The ninth in a group of like 12-15 posts on X-Factor volume 3.
Those First Few Dominoes
This'll probably be a quick one, because these are quick little tales.
Even if you count X-Factor #233 & 234 as one story instead of two (the argument can be made strongly for either) these eight issues still comprise five distinct narrative arcs. That's a lot of story in a fairly small space, but Peter David utilizes it well, getting a ton of set-up work done for things that'll pay off in the future. It does mean some of the A-plots of these issues are fluffier fare so the background material can introduce more important things, but even the lightweight stuff has consequences and/or dangling threads that we know will be tied off eventually.
The first two issues focus on the team settling into their new enormous lineup now that Havok and Polaris have signed on and Madrox is back from the dead. It's not an easy adjustment for any of them to make, and so we watch them butt heads with each other instead of villains for a little while until they find a place of tenuous calm. Then there's a two-part story about a bad guy from Mojoworld named Scattershot that doesn't fully resolve. Shatterstar defeats him, but then lies to the team about some of the details, and we don't know yet why a new agent of Mojo's would be causing trouble on Earth in the first place. It's a fun ride, though, and Scattershot has a hilarious 90's throwback look, so fingers crossed that we'll see the real conclusion of that story someday soon.
I love X-Factor #237 because I'm always a fan of the Reverend John Maddox, and his conversation with Rahne is a powerful and necessary step in her personal arc. She's overdue for a bit of redemption, and who better than the Madrox-dupe-turned-priest to deliver it? Also Banshee and Polaris have a nice interplay, and it's the first time Polaris gets to be that big a part of an issue, which is all good to see. A simple story, but significant all the same. It's followed by another two-parter, this one centered on Banshee's struggle against Morrigan, a true mythological banshee who dislikes having her name misrepresented. Like the Scattershot tale, Morrigan's story only partially concludes here, but its final resolution comes very quickly (as in it'll be part of the next batch of issues discussed). What we get for now is a sudden and maybe overly simple temporary fix in the form of help from an unexpected third party, and though it works fine, overall I think these two issues are the weakest of the group. Morrigan needed to be established here, but the story around her introduction isn't all that meaty.

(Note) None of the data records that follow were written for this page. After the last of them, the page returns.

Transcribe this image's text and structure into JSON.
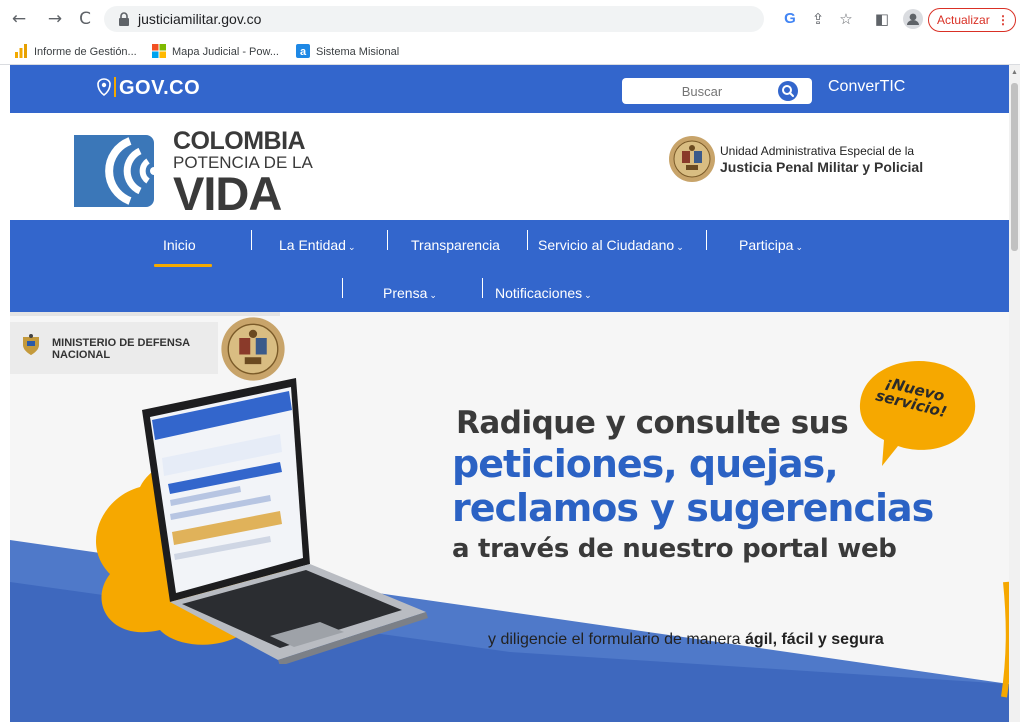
{
  "browser": {
    "url": "justiciamilitar.gov.co",
    "update_label": "Actualizar",
    "update_menu_glyph": "⋮",
    "nav_back": "←",
    "nav_forward": "→",
    "nav_reload": "C",
    "toolbar_google": "G",
    "toolbar_share": "⇪",
    "toolbar_star": "☆",
    "toolbar_sidepanel": "◧",
    "bookmarks": [
      {
        "label": "Informe de Gestión...",
        "icon": "bar-chart-icon"
      },
      {
        "label": "Mapa Judicial - Pow...",
        "icon": "microsoft-logo-icon"
      },
      {
        "label": "Sistema Misional",
        "icon": "app-logo-icon"
      }
    ]
  },
  "govbar": {
    "logo_text": "GOV.CO",
    "search_placeholder": "Buscar",
    "convertic_label": "ConverTIC"
  },
  "header": {
    "brand_line1": "COLOMBIA",
    "brand_line2": "POTENCIA DE LA",
    "brand_line3": "VIDA",
    "entity_line1": "Unidad Administrativa Especial de la",
    "entity_line2": "Justicia Penal Militar y Policial"
  },
  "nav": {
    "row1": [
      {
        "label": "Inicio",
        "active": true,
        "dropdown": false
      },
      {
        "label": "La Entidad",
        "dropdown": true
      },
      {
        "label": "Transparencia",
        "dropdown": false
      },
      {
        "label": "Servicio al Ciudadano",
        "dropdown": true
      },
      {
        "label": "Participa",
        "dropdown": true
      }
    ],
    "row2": [
      {
        "label": "Prensa",
        "dropdown": true
      },
      {
        "label": "Notificaciones",
        "dropdown": true
      }
    ],
    "caret": "⌄"
  },
  "hero": {
    "ministry_line1": "MINISTERIO DE DEFENSA",
    "ministry_line2": "NACIONAL",
    "line1": "Radique y consulte sus",
    "line2": "peticiones, quejas,",
    "line3": "reclamos y sugerencias",
    "line4": "a través de nuestro portal web",
    "sub_text": "y diligencie el formulario de manera ",
    "sub_bold": "ágil, fácil y segura",
    "badge_line1": "¡Nuevo",
    "badge_line2": "servicio!",
    "colors": {
      "blue": "#2b62c4",
      "orange": "#f6a800",
      "dark": "#3a3a3a"
    }
  }
}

Lastly there is the Layla-narrated X-Factor #240, which sheds some light on how her future-seeing abilites work and what changed about them after she brought Guido back to life. It also shows us glimpses of her more distant future: a life and family with Madrox and the possibility of losing him too early. I quite like the idea that she is already working behind the scenes to save and secure their love. And even though she'd already explained a lot of it, however cryptically, I appreciated a chance to finally see the "stuff" she knows from her point of view and hear her internal take on it. She's been such an important force in this title since the very start, it was high time we peeked inside her head, even briefly.
These are a remarkably swift-paced bunch of issues. The amount of new information given and new seeds sown is impressive, and David fits in several complete smaller narratives, too. But I think that the most important purpose this era in the title's life serves is to get all the dominoes lined up so David can knock them over for the incredible five-part arc that follows, aptly titled "Breaking Points." That's where my next post will begin, and it'll end with the "Hell on Earth War" that's currently under way.